Petrochemical plants also deploy N2 to perform leak tests. Using water or air is not recommended for these types of test. When companies detect leaks, they need to be repaired before a leak test is performed once again after the repair.
Challenges of N2 in onshore oil industry
Nitrogen is a challenging product to work with. In our previous blog post, we reviewed the challenges liquid nitrogen poses to the offshore oil industry, but what are the difficulties for onshore industry? And is a new technology, such as nitrogen membranes, able to overcome these challenges?
1. Logistical challenge

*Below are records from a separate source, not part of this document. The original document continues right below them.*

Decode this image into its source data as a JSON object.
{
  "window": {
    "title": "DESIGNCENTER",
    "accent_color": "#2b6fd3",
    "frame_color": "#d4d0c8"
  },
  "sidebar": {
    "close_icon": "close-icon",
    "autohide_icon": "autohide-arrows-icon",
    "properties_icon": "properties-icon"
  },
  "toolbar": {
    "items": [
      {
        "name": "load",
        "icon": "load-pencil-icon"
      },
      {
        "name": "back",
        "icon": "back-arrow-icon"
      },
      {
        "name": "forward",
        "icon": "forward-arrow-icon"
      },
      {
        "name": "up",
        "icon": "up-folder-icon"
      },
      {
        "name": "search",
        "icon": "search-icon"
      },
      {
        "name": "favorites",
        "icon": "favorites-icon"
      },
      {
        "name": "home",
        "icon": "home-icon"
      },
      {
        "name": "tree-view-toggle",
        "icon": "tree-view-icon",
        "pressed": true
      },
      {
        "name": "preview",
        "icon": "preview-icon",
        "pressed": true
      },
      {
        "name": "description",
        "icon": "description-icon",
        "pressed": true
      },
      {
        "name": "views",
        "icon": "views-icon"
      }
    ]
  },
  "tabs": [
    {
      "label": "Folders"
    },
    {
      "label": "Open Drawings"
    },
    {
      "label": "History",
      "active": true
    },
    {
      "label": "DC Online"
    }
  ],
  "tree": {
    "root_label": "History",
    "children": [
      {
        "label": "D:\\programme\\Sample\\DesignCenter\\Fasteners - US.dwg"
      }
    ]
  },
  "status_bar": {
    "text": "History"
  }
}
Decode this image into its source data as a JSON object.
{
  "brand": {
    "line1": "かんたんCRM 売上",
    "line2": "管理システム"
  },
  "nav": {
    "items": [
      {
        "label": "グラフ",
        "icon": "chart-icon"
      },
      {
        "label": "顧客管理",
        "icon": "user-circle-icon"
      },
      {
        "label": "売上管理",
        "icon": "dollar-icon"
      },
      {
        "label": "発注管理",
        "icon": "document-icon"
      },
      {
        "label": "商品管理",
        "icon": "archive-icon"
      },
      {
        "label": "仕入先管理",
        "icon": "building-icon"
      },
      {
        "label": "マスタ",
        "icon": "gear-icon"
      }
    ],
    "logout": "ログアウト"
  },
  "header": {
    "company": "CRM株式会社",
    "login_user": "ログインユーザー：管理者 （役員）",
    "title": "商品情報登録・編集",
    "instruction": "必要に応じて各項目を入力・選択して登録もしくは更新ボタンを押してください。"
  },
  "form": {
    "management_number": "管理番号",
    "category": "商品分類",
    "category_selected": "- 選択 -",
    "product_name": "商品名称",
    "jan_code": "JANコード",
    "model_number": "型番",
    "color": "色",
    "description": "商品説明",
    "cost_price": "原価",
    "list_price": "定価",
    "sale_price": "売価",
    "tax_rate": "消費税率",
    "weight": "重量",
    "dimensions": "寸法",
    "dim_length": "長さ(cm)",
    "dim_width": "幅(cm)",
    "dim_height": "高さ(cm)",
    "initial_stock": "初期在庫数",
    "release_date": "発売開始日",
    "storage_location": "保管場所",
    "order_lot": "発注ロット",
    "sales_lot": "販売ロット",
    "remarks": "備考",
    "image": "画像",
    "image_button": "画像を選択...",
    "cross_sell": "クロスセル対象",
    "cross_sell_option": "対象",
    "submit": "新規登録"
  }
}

Oil and gas industry is usually located in remote areas. Transporting liquid nitrogen to these remote areas is quite problematic. It takes too much time and is costly.
Nitrogen membrane technology eliminates such hassles. The equipment is compact, safe and can remain on site with one-time mobilization until job completion.
2. Safety issues
Serious precautions are required when transporting and using liquid nitrogen on site, because of its cryogenic nature. There is a big risk posed by nitrogen leaks, which can cause a lot of damage to the site and puts the lives of employees at risk.
When you work with nitrogen membrane generators, this risk is reduced to zero. The membrane separates the gaseous nitrogen from other molecules by using compressed air stream.
3. Availability of LIN during shutdown/turnaround
Shutdowns and turnarounds occur frequently in existing oil and gas facilities. When these unexpected events occur, the facility urgently needs additional volumes of nitrogen. LIN suppliers have difficulties meeting this last-minute demand. On the other hand; nitrogen membranes form a very reliable partner when it comes to mobilizing N2. The equipment can meet such urgent demands much easier, because it can remain on site as long as needed.
4. Evaporation losses during transport
Nitrogen can only be kept in its liquid form at an extremely low temperature. When liquid nitrogen is transported, N2 will start to evaporate due to an increase in temperature, constantly reducing the volume of LIN. This is also an issue when transporting N2 to offshore platforms.
All of this proves that nitrogen membranes are a safe, easy and reliable solution for operators, contractors and end users in the oil & gas industry, both onshore and offshore.